3. Typically instant type tents which mean easy setup

Cabin tents often come in an “instant tent” type. Instant tents are tents that come with pre-attached poles. This means you don’t have to spend ages looping tent poles through the tent, instead you just extend the pre-attached poles and it’s immediately up.

Instant cabin tents are very quick and very easy to set up – perfect for the casual camper who finds loads of tent poles and guy lines tedious. But do be aware that some cabin tents are very large and so even if they’re instant tents, they may require multiple people to set up.

Cons for cabin tents

4. Poor performance in wind and rain
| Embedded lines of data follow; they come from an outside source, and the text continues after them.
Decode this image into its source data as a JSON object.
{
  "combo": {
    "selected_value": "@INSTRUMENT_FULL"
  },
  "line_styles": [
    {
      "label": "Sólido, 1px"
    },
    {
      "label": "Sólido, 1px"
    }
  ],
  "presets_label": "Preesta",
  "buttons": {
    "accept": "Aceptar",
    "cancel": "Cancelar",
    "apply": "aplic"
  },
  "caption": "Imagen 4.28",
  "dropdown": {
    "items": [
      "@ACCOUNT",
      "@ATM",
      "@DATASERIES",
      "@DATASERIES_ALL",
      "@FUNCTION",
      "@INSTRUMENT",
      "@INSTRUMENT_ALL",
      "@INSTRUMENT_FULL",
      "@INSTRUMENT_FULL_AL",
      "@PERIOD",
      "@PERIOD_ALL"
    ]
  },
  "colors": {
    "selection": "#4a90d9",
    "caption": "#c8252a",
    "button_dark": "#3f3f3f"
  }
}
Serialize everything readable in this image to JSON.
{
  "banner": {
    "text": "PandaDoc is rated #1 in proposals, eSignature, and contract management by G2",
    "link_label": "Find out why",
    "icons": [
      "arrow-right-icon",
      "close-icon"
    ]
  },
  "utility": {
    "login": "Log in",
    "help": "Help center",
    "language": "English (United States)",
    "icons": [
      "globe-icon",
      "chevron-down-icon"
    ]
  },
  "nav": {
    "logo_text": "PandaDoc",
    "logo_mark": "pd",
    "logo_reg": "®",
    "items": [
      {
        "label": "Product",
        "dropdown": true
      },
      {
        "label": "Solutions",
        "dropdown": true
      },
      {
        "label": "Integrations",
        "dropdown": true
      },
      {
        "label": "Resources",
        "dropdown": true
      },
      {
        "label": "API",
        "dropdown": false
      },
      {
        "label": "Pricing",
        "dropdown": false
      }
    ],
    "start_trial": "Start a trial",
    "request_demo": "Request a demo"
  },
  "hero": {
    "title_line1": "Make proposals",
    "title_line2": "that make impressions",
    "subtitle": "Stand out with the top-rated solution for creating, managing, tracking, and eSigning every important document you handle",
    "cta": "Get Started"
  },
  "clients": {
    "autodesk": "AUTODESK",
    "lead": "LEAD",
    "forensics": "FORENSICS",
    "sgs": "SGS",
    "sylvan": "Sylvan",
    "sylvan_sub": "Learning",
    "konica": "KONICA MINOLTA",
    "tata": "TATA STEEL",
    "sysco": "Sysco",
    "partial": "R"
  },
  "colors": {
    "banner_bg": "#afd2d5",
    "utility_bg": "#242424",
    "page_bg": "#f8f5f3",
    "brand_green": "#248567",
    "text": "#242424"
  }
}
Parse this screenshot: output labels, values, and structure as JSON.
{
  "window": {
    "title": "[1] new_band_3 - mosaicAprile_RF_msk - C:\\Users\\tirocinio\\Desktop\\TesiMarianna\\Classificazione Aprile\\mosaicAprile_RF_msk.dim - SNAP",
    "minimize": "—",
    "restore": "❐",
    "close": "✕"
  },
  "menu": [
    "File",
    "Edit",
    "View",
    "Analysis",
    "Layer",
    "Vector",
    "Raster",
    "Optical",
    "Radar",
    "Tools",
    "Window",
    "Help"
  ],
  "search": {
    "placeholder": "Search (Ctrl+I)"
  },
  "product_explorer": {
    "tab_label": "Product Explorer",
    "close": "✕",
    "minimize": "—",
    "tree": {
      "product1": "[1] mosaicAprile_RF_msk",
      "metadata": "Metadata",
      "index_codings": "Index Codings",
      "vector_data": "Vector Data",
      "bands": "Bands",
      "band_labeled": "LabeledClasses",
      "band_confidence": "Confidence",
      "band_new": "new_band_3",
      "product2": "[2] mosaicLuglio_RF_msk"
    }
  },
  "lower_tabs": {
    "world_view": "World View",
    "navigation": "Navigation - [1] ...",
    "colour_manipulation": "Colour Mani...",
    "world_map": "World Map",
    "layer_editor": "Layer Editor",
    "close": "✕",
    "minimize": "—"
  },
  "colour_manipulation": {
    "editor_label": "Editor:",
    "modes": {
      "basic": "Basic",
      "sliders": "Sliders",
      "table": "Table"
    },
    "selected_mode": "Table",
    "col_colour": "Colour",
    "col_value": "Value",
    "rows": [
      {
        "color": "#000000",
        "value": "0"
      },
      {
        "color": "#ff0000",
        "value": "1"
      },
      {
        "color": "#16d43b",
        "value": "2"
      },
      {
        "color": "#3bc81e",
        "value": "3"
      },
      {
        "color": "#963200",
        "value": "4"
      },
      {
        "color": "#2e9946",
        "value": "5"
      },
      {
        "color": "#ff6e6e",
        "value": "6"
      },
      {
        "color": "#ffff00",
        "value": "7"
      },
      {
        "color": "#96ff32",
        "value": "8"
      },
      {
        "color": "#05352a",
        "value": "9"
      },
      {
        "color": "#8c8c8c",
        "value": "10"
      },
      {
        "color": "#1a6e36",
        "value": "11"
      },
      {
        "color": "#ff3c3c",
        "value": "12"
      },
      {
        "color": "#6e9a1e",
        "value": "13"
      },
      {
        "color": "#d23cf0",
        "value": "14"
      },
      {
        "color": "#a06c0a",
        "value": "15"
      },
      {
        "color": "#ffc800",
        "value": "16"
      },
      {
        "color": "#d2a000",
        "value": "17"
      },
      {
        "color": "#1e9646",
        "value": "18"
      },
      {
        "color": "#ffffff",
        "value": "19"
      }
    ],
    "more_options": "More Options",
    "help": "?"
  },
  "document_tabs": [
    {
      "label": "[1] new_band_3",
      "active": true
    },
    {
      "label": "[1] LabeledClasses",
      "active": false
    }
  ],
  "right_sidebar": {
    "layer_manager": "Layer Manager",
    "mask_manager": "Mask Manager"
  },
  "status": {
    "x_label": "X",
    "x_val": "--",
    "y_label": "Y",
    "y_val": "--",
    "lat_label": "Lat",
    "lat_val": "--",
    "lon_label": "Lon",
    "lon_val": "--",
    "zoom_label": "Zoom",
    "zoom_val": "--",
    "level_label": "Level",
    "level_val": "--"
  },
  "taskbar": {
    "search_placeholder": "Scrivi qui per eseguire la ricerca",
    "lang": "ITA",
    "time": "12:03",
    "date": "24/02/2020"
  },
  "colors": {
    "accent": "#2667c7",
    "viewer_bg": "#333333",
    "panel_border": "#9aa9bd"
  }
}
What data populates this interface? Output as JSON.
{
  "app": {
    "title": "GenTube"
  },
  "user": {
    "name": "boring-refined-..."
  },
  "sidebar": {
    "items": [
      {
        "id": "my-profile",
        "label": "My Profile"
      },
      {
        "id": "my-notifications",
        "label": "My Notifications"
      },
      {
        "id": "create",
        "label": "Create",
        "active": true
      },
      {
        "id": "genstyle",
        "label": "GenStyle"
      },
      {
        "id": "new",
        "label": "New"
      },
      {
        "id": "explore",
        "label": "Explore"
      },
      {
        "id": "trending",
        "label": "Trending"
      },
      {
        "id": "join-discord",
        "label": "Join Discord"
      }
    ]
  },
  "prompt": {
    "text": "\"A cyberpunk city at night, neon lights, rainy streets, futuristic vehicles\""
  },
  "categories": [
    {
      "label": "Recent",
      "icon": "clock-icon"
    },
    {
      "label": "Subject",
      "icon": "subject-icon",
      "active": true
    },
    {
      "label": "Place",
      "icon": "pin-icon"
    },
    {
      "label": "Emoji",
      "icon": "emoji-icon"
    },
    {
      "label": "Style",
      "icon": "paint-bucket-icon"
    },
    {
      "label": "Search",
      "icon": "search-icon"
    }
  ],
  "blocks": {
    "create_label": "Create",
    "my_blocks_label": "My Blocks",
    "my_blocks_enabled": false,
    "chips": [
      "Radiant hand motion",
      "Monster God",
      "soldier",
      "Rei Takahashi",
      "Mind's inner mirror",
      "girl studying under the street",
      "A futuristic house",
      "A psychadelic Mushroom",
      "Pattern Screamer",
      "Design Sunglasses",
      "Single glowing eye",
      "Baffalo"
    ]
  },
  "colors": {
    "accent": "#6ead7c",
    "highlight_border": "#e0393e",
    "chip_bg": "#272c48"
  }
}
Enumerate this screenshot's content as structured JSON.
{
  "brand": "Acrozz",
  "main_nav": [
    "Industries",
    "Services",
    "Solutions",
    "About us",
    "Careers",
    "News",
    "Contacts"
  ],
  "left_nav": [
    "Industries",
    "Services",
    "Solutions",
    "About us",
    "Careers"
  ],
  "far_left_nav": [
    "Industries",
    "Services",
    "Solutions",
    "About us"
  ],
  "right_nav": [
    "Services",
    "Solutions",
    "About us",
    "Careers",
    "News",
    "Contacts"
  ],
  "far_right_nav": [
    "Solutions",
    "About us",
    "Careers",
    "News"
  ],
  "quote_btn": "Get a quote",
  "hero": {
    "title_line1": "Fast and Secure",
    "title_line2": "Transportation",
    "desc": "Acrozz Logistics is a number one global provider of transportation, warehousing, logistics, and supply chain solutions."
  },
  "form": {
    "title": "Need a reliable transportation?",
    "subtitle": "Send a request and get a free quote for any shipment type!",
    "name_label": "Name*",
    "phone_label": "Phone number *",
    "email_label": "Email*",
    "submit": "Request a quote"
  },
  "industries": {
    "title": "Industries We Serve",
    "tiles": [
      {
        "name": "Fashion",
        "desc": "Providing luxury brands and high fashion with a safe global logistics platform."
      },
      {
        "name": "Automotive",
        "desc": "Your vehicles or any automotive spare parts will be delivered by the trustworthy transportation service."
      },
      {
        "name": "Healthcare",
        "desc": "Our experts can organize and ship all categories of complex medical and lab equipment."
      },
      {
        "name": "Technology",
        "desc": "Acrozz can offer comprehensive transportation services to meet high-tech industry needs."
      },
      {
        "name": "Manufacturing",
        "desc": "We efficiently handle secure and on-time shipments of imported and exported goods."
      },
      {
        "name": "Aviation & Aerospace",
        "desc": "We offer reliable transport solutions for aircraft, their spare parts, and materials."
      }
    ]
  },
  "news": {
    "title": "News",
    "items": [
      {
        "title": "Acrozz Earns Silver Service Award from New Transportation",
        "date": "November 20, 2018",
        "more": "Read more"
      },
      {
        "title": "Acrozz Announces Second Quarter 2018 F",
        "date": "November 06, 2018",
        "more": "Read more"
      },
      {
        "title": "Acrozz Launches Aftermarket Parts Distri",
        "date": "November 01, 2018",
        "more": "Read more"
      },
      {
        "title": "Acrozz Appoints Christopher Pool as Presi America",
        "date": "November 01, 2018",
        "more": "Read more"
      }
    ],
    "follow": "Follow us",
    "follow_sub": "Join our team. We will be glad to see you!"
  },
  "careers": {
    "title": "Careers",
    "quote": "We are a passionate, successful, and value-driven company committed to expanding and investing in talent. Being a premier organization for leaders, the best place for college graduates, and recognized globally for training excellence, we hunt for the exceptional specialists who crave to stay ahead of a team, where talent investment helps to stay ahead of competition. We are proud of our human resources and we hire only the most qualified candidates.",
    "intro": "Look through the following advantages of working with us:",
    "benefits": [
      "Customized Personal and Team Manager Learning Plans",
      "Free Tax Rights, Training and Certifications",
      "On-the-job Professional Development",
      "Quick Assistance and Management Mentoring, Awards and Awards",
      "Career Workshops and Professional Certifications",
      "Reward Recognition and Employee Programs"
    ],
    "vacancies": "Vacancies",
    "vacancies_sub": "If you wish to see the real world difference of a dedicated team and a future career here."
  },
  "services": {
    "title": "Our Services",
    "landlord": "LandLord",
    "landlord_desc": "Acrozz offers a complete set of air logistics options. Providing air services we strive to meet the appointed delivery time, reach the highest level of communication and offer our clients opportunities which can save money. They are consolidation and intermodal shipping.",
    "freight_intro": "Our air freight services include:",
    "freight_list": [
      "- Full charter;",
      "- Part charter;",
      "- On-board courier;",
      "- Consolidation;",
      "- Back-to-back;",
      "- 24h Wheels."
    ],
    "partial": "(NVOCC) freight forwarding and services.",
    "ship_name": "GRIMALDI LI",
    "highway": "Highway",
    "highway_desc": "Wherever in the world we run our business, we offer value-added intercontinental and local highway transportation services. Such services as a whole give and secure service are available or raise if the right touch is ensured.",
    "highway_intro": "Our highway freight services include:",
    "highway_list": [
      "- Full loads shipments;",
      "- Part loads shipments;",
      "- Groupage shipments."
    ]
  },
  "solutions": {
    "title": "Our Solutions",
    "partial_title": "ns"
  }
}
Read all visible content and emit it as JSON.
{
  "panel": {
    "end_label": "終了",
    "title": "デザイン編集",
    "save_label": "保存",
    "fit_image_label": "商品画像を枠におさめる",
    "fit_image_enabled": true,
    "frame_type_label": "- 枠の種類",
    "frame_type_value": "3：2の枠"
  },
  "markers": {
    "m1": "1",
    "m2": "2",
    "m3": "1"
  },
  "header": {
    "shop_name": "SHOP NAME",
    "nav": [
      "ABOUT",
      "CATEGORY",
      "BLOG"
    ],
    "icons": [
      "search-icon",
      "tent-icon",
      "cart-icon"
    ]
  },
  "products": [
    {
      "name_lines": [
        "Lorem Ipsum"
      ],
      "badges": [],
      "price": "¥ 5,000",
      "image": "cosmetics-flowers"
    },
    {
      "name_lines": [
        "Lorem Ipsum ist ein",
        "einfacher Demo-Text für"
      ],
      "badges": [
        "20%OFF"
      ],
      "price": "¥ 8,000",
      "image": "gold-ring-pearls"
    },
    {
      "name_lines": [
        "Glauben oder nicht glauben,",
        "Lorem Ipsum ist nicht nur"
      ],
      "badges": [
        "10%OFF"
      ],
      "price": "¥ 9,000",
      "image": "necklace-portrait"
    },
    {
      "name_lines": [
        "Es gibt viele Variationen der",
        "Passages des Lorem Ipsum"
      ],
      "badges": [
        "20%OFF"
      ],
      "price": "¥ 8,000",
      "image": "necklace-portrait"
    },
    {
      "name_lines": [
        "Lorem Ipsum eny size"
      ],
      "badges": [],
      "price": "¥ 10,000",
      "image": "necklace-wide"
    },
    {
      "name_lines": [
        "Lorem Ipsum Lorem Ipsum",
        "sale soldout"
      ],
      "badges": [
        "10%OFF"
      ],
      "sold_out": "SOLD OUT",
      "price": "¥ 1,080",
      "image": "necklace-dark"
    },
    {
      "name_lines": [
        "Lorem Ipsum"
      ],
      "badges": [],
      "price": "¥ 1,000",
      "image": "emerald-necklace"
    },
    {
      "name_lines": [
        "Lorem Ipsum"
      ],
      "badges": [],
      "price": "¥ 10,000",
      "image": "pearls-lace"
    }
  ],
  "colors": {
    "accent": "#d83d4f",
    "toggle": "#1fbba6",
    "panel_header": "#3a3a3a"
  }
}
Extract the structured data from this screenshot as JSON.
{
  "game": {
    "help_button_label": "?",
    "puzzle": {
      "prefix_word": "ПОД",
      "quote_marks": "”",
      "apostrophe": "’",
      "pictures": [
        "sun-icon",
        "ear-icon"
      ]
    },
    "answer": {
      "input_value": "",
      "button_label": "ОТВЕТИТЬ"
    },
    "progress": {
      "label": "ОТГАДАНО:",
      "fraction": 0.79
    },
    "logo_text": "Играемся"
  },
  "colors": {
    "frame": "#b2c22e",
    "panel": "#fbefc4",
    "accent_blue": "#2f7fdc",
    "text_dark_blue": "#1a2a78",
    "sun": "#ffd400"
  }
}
Cabin tents perform poorly in bad weather because of the vertical walls. We don’t recommend you use these tents in very windy weather or heavy rain because they may not be able to withstand strong gusts of wind.

If you’re expecting strong winds, you’d probably be better off considering a dome style tent instead. They’re not as family-friendly but they’ll do much better against the elements because of the aerodynamic shape.

Cabin tents also firmly targets the casual camping end of the market. This means they make quality sacrifices in order to provide good value for money.

One example of this is that almost all cabin tents only come with a partially covering rainfly. This is fine for summer camping but when the rain starts getting more horizontal in fall, it can become a problem.

A cabin tent is almost always a 2 season tent only. “2 season” isn’t literal and instead just means that the tent is made for fair-weather camping.

5. Often not made of very durable materials

Cabin tents are often made of cheaper materials such as polyester and fiberglass poles. These materials are fine in standard conditions. Fiberglass tent poles are not as durable as aluminum tent poles but they’re still strong enough to handle fair weather.

Build quality on some of these tents can also be an issue, given that they’re low cost. So do make sure you pick up a well-made cabin tent.

But you will find that the tent poles are less likely to last as long. Fiberglass is quite brittle and not as strong as alternatives such as aluminum.

6. If instant type tents, it’s difficult to replace tent poles when they break

And when the fiberglass tent poles break? If your tent is an instant tent with pre-attached tent poles, you may find it tricky or borderline impossible to replace these. This potentially means buying a whole new tent.

However, we should say that most casual campers often get many years of use out of their tent.

7. Quite heavy and poor for portability

Cabin tents are typically very heavy and not as portable as other types of tents. This can be a disadvantage (i.e. impossible!) if you’re looking to take your tent on hikes or travels.

For most people interested in a cabin tent this shouldn’t be an issue though, as they’re made for car camping situations. But if you’re purchasing a large cabin tent then do check its packed size to make sure it fits in your car.

Next up: Trying to pick between a cabin tent and a dome tent? Check out our guide to cabin tent vs dome tent.

Previous: If it’s still not clear, let’s go back to the basics. What is a cabin tent?

Was this post helpful?

Author at Wilderness Redefined camping website

James has been escaping to the outdoors for as long as he can remember. This first started in family camping trips but soon turned into adventure camps and hiking through the Scottish Hebrides. Now he has turned towards trying to make camping more comfortable and accessible.